Events & Media

Tuesday 19th November, 2013
On Saturday 23 Nov Lyle is launching a Pop-Up Exhibition in Jetty Road, Glenelg. This retail concept has been around for a while but has been rarely used by artists. An exception was Emma Hack's Pop-Up in April last. Emma's very professional exhibition followed the well known clearance sale format of retail marketing and by all accounts was an enormous success.

Lyle's exhibition is based on the premise that many people don't buy original art because it's often very large and very expensive. He has gone for the opposite approach, very small and very inexpensive. He's hoping to attract first time buyers through very attractive pastel paintings at very modest prices starting at $90 to $230. You can see the pictures in advance by going to Gallery on this website.

Exhibition opens on Sat 23 November to 30 Nov. Located in Jetty Road, Glenelg next to Home Basics, 3 doors from Partridge Streets.

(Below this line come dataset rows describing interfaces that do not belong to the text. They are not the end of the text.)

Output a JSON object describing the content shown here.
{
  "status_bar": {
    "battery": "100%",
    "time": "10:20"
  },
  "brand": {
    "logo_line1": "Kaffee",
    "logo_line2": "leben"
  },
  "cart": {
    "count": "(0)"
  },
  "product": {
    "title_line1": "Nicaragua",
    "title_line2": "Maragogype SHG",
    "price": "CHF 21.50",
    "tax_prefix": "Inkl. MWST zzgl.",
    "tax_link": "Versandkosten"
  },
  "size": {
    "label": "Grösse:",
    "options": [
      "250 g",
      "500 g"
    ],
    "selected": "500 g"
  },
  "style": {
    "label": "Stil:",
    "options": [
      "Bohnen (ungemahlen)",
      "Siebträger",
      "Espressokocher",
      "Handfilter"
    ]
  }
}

Open daily 10 am to 4pm.

Thursday 6th June, 2013
For the last 6 months I've been working exclusively with pastels. I decided to work small. By small I mean from 5x5" to say 10x12".

Working small encourages me to paint daily, ignore detail and work at a speed considerably faster than normal. My aim is to keep the pastel painting as clean as possible and avoid mixing on the paper. To achieve this you need plenty of pastels and I never seem to have enough. Because most of my output has been somewhat experimental, I've been using sugar paper - recycled newsprint not easily found in art supply shops in Adelaide. Most suppliers have never heard of it. I also find that drawing in ink (black marker pens) quickly establishes your darks and somehow makes the pastel part noticeably easier. Last year I did quite a few paintings with a pen and ink foundation before applying the pastels and became quite interested in the possibilities. Working small with black markers is simply a variation on pen and ink and provides a much stronger starting point. Examples of these experiments are shown on the Gallery.

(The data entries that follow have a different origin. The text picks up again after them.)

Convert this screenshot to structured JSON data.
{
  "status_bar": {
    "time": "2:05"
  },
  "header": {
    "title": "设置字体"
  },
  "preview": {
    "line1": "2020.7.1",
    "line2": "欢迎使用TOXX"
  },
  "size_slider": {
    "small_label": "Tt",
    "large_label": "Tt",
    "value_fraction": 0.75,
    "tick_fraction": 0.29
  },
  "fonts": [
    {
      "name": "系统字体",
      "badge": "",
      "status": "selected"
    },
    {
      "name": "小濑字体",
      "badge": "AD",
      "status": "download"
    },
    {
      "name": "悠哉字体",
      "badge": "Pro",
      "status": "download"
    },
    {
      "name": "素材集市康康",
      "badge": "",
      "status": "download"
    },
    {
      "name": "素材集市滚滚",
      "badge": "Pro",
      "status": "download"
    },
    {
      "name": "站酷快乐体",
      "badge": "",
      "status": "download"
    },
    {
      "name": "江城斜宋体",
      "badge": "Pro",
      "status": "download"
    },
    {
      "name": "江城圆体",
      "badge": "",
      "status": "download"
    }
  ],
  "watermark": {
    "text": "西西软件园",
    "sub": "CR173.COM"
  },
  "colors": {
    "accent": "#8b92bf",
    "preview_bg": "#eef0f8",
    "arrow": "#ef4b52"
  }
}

Tuesday 22nd January, 2013
I've been experimenting with small pastel paintings for the last couple of months. By small I mean 5x5", Why small? 1. Because it's possible to do them quickly 2. Quick means I have no time to fiddle 3. Encourages me to use fewer strokes of the pastel 4. Means I can do several at one sitting thereby encouraging daily doses.

This concept came to my notice through following the art exploits of Tony Allain in NZ. I attended his 2 day workshop here in SA about 2 or 3 years ago and one of the main things I learned was that he paints very fast using as few strokes as possible to complete each painting. More recently, Tony started using sugar paper and black marker pens before adding the pastel colours to his small pictures. He also begins painting immediately with no preliminary drawing. Anyhow, I like the concept of small and so do many art buyers.

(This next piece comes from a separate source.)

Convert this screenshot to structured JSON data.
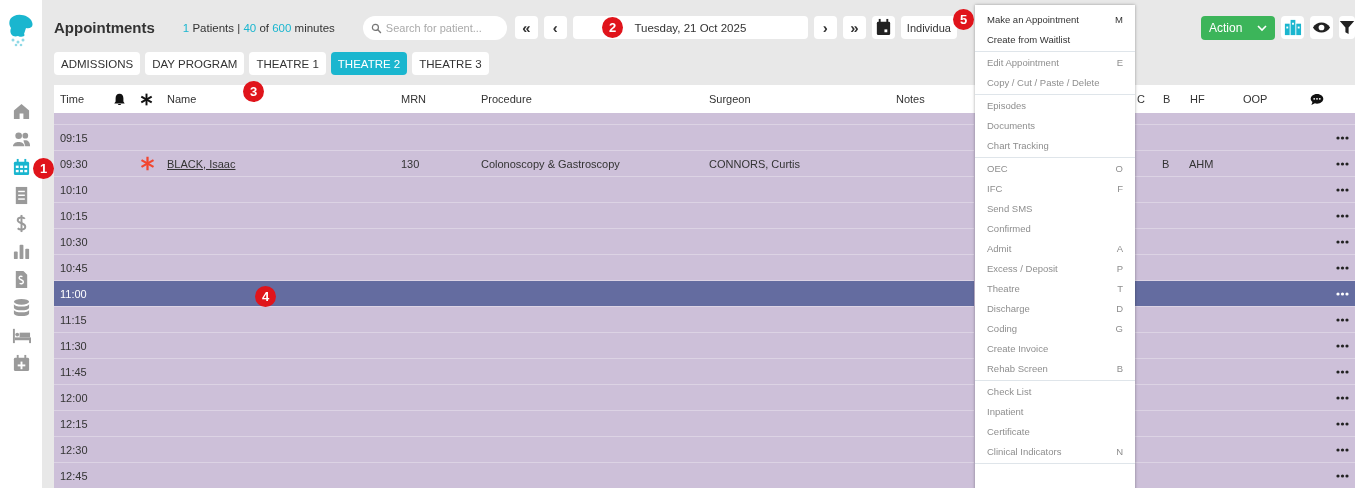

Monday 20th August, 2012
As we do every August, we're in Broome WA. The year is a special. One week ago our son was married on a pearling lugger. A wonderful spectacle with Indian Ocean as background. Daughter Kate and Gianfranco made the trip from Italy just to be here on this occasion of occasions. I spent a day last week with Broome photographer Nigel Gaunt learning more about digital. I'm beginning to see photography as an extraordinary art form. Meanwhile in Adelaide South Australian Watercolour Society (SAWS) is up and running thanks to the inspiring effort by President Gerhard Ritter. He even found a home for the society at Athelstone Community Centre. Well done Gerhard.

Older News...
Rotary Art Shows still remain the main opportunity for artists like me to display the latest works. But even Rotary is feeling the economic pinch as the art market in Oz right now is tough. Some galleries are doing it real tough. Being a member of art societies also helps artists a lot.

I'm a Fellow of the Royal South Australian Society of Arts, a member of Pastel Artists of South Australia, a rapidly emerging society and I'm also a member of the Adelaide Art Society.

The big news in Adelaide is the formation of a new watercolour society called South Australian Watercolour Society (SAWS). This society is the brain child of Gerhard Ritter, a long time heavy hitter with the Royal Society. Stand by for more news about SAWS.